• [ASSIGNMENT]:
Report the count, and only the count, of lines in the records that include the word "screenshot".

• [RECORDS TO PROCESS]:
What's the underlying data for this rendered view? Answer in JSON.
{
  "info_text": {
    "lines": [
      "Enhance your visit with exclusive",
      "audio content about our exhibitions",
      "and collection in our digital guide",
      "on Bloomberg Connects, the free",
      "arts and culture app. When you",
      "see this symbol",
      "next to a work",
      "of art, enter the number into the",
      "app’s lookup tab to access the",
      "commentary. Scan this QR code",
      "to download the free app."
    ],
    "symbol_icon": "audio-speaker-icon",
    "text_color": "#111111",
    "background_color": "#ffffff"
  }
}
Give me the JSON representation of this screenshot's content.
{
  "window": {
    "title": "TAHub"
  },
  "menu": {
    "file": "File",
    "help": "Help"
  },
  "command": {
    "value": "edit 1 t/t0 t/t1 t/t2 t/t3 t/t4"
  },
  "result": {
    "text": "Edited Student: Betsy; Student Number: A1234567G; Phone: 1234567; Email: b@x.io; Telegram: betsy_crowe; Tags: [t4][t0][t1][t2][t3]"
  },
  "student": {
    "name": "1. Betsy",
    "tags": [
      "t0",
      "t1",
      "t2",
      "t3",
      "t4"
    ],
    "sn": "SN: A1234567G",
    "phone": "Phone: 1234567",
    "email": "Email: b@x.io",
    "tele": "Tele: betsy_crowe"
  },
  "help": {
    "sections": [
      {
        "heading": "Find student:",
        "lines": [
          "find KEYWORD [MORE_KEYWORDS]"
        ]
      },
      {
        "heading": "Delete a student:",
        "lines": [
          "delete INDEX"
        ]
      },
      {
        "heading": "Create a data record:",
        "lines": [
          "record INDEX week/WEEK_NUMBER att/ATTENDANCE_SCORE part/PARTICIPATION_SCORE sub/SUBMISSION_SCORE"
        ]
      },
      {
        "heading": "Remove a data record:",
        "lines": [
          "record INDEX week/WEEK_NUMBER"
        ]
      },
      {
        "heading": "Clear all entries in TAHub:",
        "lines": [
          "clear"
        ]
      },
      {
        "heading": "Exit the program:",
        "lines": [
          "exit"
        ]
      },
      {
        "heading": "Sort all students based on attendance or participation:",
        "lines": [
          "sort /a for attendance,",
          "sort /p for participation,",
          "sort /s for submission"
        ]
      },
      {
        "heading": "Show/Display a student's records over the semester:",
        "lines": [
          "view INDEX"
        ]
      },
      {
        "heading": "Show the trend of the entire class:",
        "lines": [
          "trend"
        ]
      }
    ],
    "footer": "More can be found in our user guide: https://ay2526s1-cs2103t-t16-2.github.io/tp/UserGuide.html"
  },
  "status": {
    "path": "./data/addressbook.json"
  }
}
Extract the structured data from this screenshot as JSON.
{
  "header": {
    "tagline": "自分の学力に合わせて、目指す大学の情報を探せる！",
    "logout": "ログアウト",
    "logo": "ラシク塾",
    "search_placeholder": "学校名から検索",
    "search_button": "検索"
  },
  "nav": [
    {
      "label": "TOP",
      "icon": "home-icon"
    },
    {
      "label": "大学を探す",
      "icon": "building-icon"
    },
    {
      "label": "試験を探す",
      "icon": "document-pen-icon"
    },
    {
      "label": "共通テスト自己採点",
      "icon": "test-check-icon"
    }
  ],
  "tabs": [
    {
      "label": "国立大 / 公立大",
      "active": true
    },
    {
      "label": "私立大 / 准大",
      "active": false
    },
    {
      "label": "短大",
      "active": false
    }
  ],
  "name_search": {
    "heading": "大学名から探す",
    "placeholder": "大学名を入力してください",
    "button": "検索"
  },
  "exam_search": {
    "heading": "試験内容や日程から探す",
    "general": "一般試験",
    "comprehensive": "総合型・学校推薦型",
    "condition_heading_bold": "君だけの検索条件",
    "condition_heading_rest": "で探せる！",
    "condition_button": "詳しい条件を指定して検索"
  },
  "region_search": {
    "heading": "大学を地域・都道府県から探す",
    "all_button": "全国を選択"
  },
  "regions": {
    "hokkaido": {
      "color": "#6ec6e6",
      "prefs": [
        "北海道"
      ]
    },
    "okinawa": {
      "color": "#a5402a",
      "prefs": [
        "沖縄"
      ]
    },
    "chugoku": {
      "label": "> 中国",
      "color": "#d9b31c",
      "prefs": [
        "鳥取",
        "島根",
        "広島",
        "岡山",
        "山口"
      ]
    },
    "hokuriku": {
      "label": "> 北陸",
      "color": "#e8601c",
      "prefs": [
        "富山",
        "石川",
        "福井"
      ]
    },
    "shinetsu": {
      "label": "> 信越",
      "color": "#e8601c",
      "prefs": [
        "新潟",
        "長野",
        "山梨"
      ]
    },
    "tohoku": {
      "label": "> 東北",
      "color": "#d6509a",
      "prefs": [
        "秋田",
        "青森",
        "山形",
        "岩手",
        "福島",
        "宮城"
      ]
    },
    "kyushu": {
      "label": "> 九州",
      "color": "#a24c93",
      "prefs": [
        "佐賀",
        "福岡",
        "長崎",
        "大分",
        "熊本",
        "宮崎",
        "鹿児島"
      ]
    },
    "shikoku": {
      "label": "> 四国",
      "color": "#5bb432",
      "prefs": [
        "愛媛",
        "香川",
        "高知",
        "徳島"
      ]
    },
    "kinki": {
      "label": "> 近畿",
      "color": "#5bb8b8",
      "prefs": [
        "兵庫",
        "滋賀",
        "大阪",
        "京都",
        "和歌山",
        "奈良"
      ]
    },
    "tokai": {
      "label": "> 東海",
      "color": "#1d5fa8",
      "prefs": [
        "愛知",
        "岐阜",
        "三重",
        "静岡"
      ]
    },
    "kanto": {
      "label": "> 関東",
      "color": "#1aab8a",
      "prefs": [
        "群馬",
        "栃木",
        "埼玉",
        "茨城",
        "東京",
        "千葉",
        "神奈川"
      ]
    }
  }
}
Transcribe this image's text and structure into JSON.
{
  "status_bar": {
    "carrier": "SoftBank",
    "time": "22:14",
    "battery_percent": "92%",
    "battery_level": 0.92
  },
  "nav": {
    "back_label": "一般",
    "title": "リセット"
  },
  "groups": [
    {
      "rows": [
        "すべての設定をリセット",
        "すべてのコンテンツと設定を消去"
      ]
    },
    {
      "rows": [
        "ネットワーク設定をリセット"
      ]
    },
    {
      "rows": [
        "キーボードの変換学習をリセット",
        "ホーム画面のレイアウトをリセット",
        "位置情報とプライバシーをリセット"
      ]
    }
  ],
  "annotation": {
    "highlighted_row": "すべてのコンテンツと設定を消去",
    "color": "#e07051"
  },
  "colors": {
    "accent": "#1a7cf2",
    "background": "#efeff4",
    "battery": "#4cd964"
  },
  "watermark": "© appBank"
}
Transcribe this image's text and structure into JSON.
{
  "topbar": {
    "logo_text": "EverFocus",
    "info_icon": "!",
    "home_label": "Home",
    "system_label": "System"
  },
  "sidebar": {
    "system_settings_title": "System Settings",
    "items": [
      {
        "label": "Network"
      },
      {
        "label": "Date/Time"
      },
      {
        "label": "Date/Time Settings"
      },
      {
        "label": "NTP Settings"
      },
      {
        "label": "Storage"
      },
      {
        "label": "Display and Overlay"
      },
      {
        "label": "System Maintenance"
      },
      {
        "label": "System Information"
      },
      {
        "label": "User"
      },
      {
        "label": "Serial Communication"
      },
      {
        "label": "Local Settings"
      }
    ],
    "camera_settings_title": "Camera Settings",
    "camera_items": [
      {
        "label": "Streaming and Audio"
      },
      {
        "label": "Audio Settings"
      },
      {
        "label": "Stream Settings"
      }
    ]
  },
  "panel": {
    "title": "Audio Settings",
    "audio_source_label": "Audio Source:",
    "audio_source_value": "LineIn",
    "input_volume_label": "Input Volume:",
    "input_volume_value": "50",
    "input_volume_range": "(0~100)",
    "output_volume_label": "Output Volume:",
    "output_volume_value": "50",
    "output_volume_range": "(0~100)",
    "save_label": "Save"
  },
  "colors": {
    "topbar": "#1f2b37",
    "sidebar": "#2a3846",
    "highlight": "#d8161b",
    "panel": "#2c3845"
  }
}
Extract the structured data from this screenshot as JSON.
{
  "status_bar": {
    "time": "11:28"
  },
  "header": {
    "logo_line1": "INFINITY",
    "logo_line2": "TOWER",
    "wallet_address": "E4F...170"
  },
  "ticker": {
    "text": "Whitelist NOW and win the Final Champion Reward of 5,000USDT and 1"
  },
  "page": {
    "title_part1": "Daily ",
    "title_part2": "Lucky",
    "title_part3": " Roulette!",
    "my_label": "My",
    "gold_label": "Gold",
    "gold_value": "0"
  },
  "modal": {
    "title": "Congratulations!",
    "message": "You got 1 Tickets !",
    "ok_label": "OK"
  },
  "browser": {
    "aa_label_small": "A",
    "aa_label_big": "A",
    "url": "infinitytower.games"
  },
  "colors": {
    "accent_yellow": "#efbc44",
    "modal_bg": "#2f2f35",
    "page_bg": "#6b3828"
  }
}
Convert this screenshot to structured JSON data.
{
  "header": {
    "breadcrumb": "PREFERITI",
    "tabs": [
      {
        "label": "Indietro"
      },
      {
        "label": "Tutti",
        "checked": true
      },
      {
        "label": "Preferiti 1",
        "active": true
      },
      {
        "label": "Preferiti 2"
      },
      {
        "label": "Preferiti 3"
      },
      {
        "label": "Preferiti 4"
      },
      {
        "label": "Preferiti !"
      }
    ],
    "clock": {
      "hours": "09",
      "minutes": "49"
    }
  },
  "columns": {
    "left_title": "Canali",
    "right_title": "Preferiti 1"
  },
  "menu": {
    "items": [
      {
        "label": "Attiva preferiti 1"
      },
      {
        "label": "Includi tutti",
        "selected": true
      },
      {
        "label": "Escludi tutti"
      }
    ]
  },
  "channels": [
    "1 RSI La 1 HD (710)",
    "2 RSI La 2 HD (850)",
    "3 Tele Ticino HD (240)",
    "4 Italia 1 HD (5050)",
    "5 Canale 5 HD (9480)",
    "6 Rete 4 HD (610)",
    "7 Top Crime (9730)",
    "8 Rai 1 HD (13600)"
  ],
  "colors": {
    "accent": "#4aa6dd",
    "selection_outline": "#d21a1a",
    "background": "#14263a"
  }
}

• [RESULT OF THE EXERCISE]:
4